Bending the Arc

April 27, 2021

[NOTE: This week we share a personal reflection instead of a video. Our ongoing sequence of short video links will continue next week.]

Seeing Color desires to acknowledge a new moment of hope in the fight against racism. The verdict on April 20 that George Floyd was murdered by a police officer is a significant milestone in the long, ongoing fight for racial justice.

Discrimination and bias against people of color is an unresolved problem that cripples society. Racism was not abolished with Abraham Lincoln’s Emancipation Proclamation. The Civil Rights Movement led by Martin Luther King, Jr., and others bent the arc of history toward racial justice but it certainly did not eliminate racism.

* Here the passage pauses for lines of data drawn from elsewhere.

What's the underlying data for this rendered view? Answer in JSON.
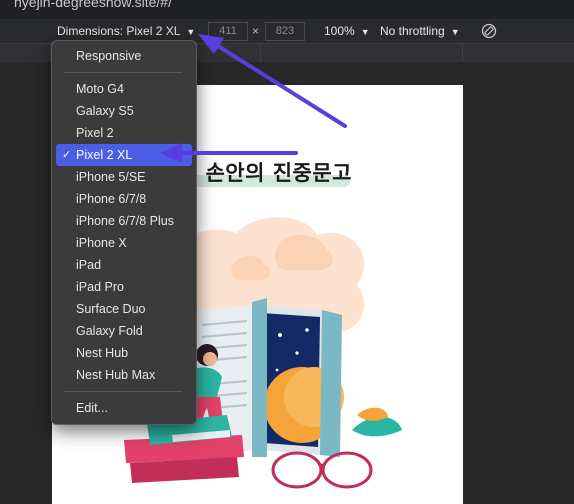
{
  "browser": {
    "url_fragment": "hyejin-degreeshow.site/#/"
  },
  "toolbar": {
    "dimensions_label": "Dimensions: Pixel 2 XL",
    "width_value": "411",
    "height_value": "823",
    "times": "×",
    "zoom": "100%",
    "throttling": "No throttling",
    "rotate_icon": "rotate-icon"
  },
  "menu": {
    "responsive": "Responsive",
    "devices": [
      "Moto G4",
      "Galaxy S5",
      "Pixel 2",
      "Pixel 2 XL",
      "iPhone 5/SE",
      "iPhone 6/7/8",
      "iPhone 6/7/8 Plus",
      "iPhone X",
      "iPad",
      "iPad Pro",
      "Surface Duo",
      "Galaxy Fold",
      "Nest Hub",
      "Nest Hub Max"
    ],
    "selected": "Pixel 2 XL",
    "edit": "Edit..."
  },
  "page": {
    "heading": "손안의 진중문고"
  },
  "annotation": {
    "arrow_color": "#5b3ddf"
  }
}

The contemporary widespread public outcry against racism has garnered widespread support that gives hope for a meaningful push toward racial equality. Trayvon Martin, Michael Brown, Eric Garner, Tamir Rice, Freddie Gray, Ahmaud Arbery, Breonna Taylor, and George Floyd are a few of the names that represent so many more who have lost their lives at the hand of racism. Guns and lethal force are not the only ways that people of color are dying. The combination of poverty and inadequate health care is also deadly. It is also undeniable that racism kills human potential with inadequate educational opportunities. The vision for living a productive, meaningful life meets its demise when no pathway out of poverty can be found.

Many years ago I had a psychology professor at a community college in Eastern Oregon who liked the phrase, “standing on the shoulders of giants.” I have a sobering thought about whether little people like me can stand on the shoulders of abolitionists to see the deep wounds of slavery that have not been addressed. Can we join Frederick Douglas, Ida B. Wells, Rosa Parks, Fannie Lou Hamer, Medgar Evers, Martin Luther King, Jr., John Lewis, and so many others in a new push for racial equality and racial justice? Can we find good ways to join hands today with BIPOC activists, authors, speakers, legislators, and other public officials?

Can I gain a new understanding deep within my spirit that no race is superior to another? Will I access knowledge and wisdom by finding good ways to build relational bridges to people from other racial and cultural backgrounds?

Dan McCracken